Wiesel, a 1986 Nobel Peace Laureate— he should receive one for literature, too—is on the very short list of those who serve as humanity’s conscience. He courageously speaks for human rights in addition to his “Elie Wiesel Foundation for Humanities,” and academic work at Boston University. Wiesel is a recipient of the United States Congressional Gold Medal, along with the Presidential Medal of Freedom and is the founding chairman of the U.S. Holocaust Museum Council, among other prestigious honors. He is a humanitarian ambassador par excellence.

Wiesel’s The Sonderberg Case, is a suspenseful Holocaust-related novel, testimony to his unique being at home both in the vineyard of Jewish knowledge, as well as general philosophy and literature with the traditional Jewish penchant of responding to questions with questions, while spreading nuggets of humanizing wisdom.

The book’s protagonist, New Yorker Yedidyah (“God’s friend”), gives up a career on stage for one as a theater critic, teaching that words count more than theatrical acts in a Jewish context, for “man is a book.” Wiesel himself was a journalist in Paris following World War II.

Assigned by his editor to cover a trial of 24-year-old Werner Sonderberg, a German student at New York University who is charged with murdering his uncle Hans Dunkelman, Yedidyah ponders Werner’s seemingly contradictory response of “Guilty…and not Guilty.”

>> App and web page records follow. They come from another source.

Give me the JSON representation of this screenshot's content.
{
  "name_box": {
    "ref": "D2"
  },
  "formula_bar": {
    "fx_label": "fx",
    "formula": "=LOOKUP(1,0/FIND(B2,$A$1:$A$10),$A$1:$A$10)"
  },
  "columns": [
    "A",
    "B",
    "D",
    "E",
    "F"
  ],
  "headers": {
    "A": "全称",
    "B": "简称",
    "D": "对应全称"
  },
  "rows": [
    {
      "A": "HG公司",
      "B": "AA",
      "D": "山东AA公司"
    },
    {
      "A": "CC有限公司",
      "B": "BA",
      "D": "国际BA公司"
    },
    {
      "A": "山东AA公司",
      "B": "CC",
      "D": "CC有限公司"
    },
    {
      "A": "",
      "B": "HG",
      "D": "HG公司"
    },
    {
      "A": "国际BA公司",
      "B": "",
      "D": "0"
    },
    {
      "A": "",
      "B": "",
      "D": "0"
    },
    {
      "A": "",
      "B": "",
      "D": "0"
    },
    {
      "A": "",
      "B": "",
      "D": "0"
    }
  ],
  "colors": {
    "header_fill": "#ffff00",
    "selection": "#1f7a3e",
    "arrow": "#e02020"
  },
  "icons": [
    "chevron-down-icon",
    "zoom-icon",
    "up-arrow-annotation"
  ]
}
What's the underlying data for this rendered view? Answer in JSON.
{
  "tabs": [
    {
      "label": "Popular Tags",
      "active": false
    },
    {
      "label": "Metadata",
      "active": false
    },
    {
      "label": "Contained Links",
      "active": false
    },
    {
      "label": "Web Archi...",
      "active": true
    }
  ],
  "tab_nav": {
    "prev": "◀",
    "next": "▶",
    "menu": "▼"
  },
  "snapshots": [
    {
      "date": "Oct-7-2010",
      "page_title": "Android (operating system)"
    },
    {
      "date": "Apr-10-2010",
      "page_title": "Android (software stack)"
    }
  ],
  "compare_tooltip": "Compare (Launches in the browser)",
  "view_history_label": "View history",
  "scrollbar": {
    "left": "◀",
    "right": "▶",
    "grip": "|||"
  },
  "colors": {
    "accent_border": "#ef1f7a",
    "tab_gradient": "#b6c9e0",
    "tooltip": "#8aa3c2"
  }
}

Hans, who is really Werner’s grandpa, is an unrepentant ex-Nazi officer of the notorious Einsatzgruppen, boasting to Werner of his murderous record and only regretting that Hitler lost the war with hope of yet a future victory.

Werner confronts his grandpa prior to Hans’ apparent suicide, for depriving him and all German youth of normalcy by condemning them to eternal guilt. “Because of you, all of you, though we were born after the atrocities, we feel guilty. Because of you, my joy will never be unmitigated.”

Yedidiyah’s intersecting drama concerns his liberating discovery that he was born in Poland to parents who gave him away for temporary safekeeping to their housekeeper Maria. His birth parents perished in the Holocaust and Maria, a loving and righteous Gentile returned him to the Jewish people. Not all Poles returned Jewish babies. Yididiyah’s lingering pain of an incomplete past now resolved meets Werner’s pain for which, however, there may be no remedy, though both were victimized by the same evil forces of, in Wiesel’s language, “the great turmoil.”

The author applies the Holocaust’s lessons of guilt and responsibility, healing and hope, to the tragic conflict between Palestinians and Israelis, trying to acknowledge all sides while seeking to protect the “other,” that both have suffered from. He probingly reflects on the opposite poles and messages of Auschwitz and Jerusalem, reminding us that all that we do bears moral consequence affecting human lives deserving of tender treatment.

Tackling heavy-duty themes along with light ones in an enchanting framework of skillful interplay, Wiesel eases the burden of memory without diluting its sacred essence. Encompassing much, which is our gain but a literary risk, the author succeeds to connect three pivotal countries in three continents in a delicate balance. The Sonderberg Case will long echo in a rewarded reader.

—Rabbi Israel Zoberman, spiritual leader of Congregation Beth Chaverim.